Fair Trading Minister Stuart Ayres is warning NSW consumers about scam phone calls and emails reported to Fair Trading, Telstra and media outlets in recent weeks.
Mr Ayres said consumers had reported receiving unsolicited calls and emails from scammers claiming to represent Telstra and trying to scam them in a number of ways.
“This week a pensioner reported to her local radio station that she had received a call from someone claiming to be from Telstra and making her an offer on the basis of an authorisation from Telstra,” he said.
“She then called Telstra and it was confirmed as a scam.
“Another consumer reported a call also allegedly from Telstra informing her there was some problem with her internet connection and seeking confirmation of her personal details.
“This is just another variation of the Microsoft scam, where scammers seek remote access to your computer so they can then raid your personal information, including bank account details.
“Scammers have reportedly threatened to sue people for putting Telstra’s infrastructure at risk.
“When the person has requested proof that they are a Telstra rep, scammers have given out a fake number for Telstra which, when the consumer calls, puts them back on the line with the scammer.
“Scammers are also well-versed at creating a sense of urgency to incite fear and anxiety that your device has been compromised and must be fixed immediately.
“If you provide your credit card details and give remote access to your computer, the scammer may not only take more than the stated ‘fee’, but also infect your computer to gain access to your personal information and commit other acts of fraud.
“Yet another consumer reported receiving a fake Telstra invoice via email.
“What alerted her to it being a scam was that the account was several hundred dollars above what she expected and when she contacted Telstra she discovered her account was not due and certainly not for the amount the scammers claimed,” Mr Ayres said.
Telstra urged customers to be very wary of unsolicited telephone calls they receive at home, or emails they’re sent from unfamiliar sources. .
“These ‘hoax’ callers and emailers are trying to trick our customers and obtain their personal information, including their personal banking details.
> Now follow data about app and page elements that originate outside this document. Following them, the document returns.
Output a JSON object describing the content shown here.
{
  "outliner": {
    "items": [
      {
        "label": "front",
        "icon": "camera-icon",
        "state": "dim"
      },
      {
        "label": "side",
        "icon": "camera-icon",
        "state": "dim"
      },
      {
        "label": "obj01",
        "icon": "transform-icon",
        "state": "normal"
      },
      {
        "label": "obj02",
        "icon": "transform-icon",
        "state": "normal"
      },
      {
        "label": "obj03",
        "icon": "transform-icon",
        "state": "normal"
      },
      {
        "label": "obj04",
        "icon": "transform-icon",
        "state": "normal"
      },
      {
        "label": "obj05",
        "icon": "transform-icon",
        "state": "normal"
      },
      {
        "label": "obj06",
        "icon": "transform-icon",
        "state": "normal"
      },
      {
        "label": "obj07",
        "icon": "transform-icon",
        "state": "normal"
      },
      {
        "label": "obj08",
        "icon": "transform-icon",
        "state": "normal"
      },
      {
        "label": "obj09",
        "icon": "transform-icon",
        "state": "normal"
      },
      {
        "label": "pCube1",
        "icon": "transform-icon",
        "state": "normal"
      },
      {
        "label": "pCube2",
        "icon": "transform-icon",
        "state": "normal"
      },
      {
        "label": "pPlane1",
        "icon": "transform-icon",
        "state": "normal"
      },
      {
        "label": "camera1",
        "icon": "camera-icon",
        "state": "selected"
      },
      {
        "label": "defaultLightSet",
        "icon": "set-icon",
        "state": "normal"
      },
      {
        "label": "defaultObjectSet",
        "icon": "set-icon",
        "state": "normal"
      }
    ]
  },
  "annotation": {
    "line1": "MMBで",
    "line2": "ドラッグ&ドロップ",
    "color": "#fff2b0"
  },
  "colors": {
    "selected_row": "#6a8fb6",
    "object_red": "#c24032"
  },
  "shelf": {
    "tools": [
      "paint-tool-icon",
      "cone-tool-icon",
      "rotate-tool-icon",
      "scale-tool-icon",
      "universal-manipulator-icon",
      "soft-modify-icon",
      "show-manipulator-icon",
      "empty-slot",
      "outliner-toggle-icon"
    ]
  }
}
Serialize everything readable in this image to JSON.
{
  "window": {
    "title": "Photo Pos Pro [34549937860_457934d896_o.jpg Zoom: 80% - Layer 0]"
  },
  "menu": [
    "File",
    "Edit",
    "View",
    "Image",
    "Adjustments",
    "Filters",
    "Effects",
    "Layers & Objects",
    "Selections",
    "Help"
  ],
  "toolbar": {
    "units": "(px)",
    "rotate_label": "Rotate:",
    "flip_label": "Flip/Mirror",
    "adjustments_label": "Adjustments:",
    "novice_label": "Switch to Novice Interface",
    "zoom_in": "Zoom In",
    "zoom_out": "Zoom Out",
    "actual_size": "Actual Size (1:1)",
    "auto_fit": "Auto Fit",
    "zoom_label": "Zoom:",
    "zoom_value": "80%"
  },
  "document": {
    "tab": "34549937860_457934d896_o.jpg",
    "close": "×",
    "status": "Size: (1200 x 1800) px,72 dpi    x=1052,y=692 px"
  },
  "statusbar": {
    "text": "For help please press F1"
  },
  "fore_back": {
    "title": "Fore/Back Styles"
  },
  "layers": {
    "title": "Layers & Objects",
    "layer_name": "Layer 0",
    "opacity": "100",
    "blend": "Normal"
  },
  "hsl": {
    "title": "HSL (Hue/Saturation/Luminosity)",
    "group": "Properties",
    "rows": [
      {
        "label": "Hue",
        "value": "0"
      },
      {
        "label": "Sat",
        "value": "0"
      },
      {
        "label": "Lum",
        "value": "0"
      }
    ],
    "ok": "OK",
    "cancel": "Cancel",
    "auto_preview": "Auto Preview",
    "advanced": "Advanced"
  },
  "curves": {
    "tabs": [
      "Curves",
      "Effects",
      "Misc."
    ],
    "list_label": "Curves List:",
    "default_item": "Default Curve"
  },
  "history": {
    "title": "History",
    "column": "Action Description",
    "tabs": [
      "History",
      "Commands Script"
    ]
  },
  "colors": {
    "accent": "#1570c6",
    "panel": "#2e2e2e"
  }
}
Our advice is to hang up and hang up immediately,” a spokesperson said.
Telstra’s tips to avoid scams are:
- If you’re not sure that the person on the other end of the phone is who they say they are, then hang up and call the organisation by using its official contact details;
- Don’t share personal, credit card or banking details over the phone, unless you’ve made the call and the phone number came from a trusted source;
- Be careful of making calls to phone numbers beginning with 190. These are charged at a premium rate and can be expensive.
- Never visit websites given to you by an unsolicited caller or provide your e-mail address to an unsolicited caller: They could be trying to infect your devices with malicious software (also known as ‘malware’) or a virus, or want to gain remote control over your computer;
- Don’t respond to text messages or missed calls that come from numbers you don’t recognise. Similarly, don’t click on links in SMS that come from numbers you don’t know.
- If you have any suspicions or doubts or you think something’s not quite right, just hang up.